Dataset entries:
__________________________________________________

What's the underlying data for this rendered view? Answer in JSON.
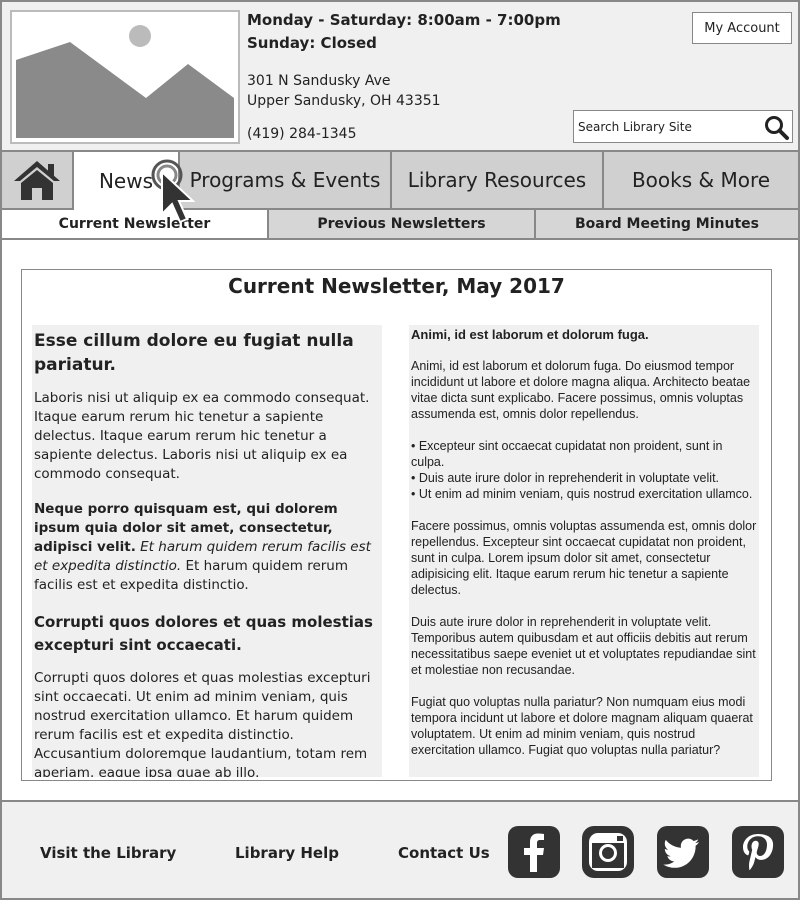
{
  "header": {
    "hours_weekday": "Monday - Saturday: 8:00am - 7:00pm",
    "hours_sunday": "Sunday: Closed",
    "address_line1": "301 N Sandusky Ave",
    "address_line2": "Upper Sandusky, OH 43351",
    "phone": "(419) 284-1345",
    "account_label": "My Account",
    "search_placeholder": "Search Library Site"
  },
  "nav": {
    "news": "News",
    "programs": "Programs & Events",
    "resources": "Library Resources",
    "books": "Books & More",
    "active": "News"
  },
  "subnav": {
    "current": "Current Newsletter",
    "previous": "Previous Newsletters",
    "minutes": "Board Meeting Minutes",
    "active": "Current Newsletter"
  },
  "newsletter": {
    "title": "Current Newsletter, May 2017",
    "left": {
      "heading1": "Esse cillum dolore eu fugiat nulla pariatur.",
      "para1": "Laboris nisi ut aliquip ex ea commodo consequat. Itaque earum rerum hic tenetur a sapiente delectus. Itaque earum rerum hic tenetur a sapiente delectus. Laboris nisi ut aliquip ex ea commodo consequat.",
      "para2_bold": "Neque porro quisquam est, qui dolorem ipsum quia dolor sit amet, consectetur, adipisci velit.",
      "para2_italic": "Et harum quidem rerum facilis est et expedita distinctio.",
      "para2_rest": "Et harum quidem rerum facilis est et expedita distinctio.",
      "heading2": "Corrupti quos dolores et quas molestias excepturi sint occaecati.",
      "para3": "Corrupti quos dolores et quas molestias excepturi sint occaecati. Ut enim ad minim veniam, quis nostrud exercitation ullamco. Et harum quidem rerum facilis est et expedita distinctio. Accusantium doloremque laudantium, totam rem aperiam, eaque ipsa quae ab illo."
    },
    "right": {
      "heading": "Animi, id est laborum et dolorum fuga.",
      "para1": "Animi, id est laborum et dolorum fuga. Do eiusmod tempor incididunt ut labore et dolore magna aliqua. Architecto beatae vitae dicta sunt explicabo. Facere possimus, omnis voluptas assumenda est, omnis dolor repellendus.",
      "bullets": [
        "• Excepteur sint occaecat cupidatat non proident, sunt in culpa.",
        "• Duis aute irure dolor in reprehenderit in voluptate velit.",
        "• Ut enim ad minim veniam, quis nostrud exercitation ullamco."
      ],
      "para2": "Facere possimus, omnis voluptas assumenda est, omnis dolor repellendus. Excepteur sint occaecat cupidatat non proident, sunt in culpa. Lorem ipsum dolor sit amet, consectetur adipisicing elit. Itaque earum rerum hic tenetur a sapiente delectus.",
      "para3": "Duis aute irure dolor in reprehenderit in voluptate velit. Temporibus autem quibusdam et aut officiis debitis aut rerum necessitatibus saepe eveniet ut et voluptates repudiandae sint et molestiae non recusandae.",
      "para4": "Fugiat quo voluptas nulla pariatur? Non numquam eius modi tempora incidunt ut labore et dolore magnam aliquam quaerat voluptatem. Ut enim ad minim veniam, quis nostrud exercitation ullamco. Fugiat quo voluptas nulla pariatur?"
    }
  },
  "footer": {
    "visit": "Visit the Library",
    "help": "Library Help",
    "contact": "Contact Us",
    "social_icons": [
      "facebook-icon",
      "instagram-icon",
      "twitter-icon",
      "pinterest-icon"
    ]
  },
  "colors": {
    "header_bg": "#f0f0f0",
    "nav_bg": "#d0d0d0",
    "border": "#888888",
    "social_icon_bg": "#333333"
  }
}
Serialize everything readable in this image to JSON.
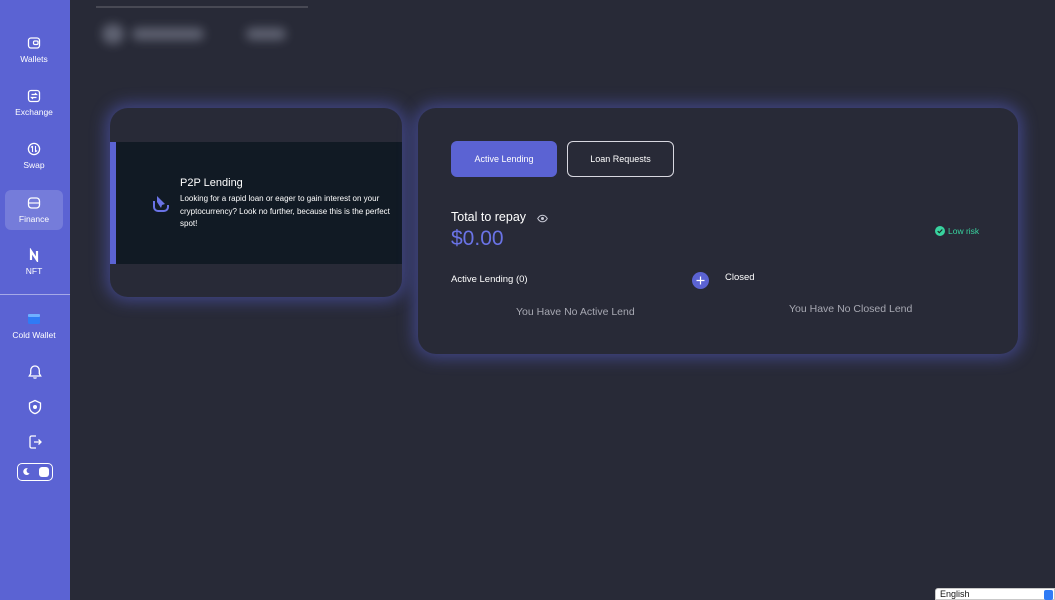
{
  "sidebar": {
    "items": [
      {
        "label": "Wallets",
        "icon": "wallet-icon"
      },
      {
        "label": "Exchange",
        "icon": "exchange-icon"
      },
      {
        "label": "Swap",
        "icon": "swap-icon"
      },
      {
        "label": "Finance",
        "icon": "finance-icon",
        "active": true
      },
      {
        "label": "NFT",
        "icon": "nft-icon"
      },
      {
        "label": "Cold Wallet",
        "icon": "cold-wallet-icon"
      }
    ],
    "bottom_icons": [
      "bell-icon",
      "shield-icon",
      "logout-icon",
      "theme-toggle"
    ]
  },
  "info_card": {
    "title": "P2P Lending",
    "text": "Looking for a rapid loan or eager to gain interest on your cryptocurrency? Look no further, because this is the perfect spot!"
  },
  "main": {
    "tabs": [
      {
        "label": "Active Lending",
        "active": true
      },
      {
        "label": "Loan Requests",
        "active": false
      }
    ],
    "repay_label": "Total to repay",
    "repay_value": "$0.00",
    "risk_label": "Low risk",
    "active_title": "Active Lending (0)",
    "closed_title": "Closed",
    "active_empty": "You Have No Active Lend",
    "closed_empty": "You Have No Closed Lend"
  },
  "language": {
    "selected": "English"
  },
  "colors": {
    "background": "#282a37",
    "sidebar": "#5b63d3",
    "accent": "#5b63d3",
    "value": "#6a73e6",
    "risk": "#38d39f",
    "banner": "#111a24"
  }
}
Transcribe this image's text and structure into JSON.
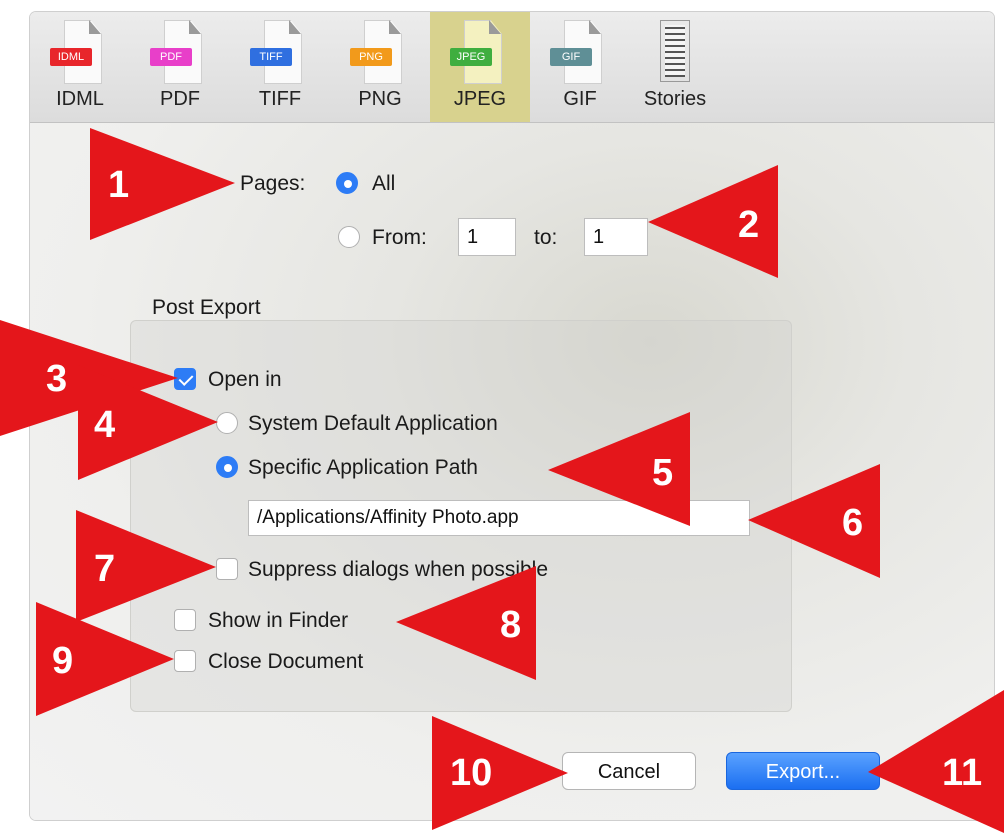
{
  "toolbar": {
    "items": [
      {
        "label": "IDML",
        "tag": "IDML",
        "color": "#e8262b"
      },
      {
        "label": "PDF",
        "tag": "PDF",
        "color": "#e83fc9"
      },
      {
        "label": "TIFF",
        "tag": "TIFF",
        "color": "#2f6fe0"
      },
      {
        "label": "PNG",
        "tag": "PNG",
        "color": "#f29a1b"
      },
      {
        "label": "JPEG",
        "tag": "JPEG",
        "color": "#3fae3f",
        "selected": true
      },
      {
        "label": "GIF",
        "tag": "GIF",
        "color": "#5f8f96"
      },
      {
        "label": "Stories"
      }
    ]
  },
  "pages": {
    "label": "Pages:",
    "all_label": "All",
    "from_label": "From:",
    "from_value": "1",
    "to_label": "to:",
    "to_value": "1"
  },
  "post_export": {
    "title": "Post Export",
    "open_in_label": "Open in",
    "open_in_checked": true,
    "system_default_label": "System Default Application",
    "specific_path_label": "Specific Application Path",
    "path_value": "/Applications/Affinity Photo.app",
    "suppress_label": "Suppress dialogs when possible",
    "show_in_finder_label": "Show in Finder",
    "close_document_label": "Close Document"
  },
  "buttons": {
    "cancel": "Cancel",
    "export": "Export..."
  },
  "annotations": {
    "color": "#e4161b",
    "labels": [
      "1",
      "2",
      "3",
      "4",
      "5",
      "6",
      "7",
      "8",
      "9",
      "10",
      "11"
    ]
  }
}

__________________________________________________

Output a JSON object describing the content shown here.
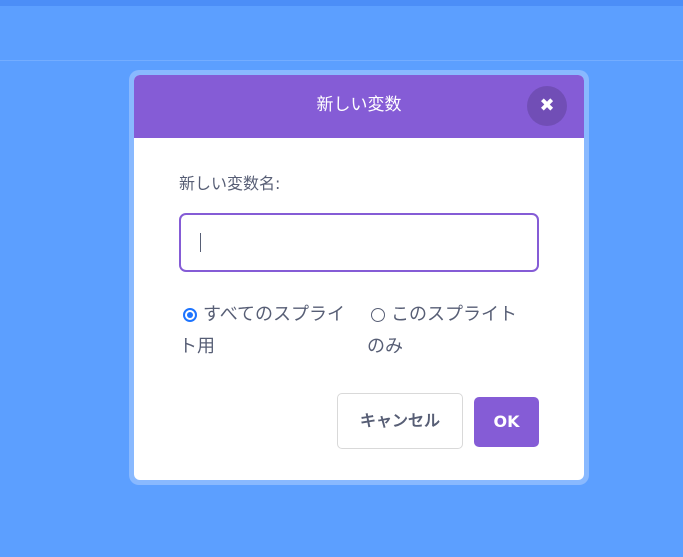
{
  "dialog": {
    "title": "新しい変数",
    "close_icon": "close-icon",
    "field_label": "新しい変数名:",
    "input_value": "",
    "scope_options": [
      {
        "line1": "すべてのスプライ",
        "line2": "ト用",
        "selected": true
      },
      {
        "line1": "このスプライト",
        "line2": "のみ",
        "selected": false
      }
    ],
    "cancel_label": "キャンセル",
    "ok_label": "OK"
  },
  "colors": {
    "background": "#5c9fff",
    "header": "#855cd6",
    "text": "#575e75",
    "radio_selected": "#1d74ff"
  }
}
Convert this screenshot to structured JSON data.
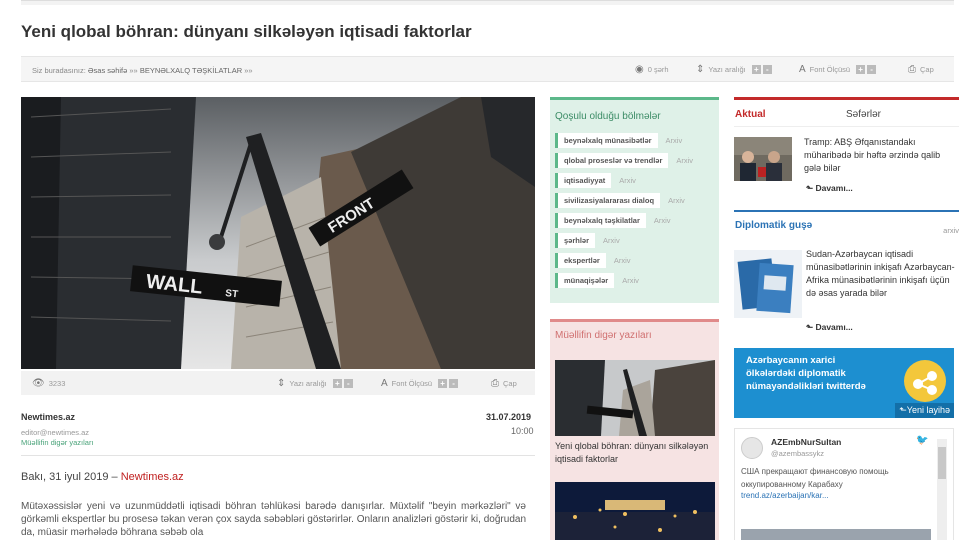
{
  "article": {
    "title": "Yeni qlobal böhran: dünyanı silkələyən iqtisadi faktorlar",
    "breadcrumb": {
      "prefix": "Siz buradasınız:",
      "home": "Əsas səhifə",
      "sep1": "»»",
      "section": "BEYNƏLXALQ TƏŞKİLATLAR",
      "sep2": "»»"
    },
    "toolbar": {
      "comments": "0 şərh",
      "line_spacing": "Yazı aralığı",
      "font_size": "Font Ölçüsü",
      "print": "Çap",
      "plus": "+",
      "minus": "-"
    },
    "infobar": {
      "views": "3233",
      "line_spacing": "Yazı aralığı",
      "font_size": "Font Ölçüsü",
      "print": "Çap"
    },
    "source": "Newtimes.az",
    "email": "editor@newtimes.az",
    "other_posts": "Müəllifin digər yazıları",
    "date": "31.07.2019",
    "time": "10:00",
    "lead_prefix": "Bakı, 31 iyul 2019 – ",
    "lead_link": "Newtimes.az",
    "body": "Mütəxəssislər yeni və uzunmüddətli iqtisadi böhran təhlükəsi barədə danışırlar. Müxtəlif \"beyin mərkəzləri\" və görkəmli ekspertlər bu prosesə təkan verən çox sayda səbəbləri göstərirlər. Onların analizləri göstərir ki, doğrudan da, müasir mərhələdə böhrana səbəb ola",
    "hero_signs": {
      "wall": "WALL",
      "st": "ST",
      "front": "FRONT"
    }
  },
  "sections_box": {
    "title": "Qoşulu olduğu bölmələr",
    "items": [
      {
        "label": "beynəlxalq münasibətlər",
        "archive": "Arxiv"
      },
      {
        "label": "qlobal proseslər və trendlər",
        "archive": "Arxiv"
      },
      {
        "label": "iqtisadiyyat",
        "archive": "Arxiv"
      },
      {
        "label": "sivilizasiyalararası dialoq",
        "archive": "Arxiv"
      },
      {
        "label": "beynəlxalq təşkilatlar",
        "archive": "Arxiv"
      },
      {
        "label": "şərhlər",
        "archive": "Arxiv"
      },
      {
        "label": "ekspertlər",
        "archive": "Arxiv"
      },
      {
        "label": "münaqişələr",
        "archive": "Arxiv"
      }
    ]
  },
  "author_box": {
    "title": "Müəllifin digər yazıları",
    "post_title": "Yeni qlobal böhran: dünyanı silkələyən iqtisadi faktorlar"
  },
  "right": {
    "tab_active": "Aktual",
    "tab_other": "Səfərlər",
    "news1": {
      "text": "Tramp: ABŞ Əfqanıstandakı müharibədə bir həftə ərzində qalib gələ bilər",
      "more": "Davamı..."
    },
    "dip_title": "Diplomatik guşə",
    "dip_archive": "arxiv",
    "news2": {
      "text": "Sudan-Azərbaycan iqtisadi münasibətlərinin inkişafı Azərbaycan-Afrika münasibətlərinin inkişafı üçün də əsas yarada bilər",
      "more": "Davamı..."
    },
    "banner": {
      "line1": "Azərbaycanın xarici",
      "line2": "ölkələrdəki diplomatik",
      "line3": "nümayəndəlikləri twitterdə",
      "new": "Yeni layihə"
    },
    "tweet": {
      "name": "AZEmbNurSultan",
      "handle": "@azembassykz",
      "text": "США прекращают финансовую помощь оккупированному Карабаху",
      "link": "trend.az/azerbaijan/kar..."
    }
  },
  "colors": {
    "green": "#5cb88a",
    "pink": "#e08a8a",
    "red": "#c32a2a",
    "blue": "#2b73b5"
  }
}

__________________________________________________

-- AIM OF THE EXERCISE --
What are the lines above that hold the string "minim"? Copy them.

-- THE COMPLETED TASK --
      "para3": "Corrupti quos dolores et quas molestias excepturi sint occaecati. Ut enim ad minim veniam, quis nostrud exercitation ullamco. Et harum quidem rerum facilis est et expedita distinctio. Accusantium doloremque laudantium, totam rem aperiam, eaque ipsa quae ab illo."
        "• Ut enim ad minim veniam, quis nostrud exercitation ullamco."
      "para4": "Fugiat quo voluptas nulla pariatur? Non numquam eius modi tempora incidunt ut labore et dolore magnam aliquam quaerat voluptatem. Ut enim ad minim veniam, quis nostrud exercitation ullamco. Fugiat quo voluptas nulla pariatur?"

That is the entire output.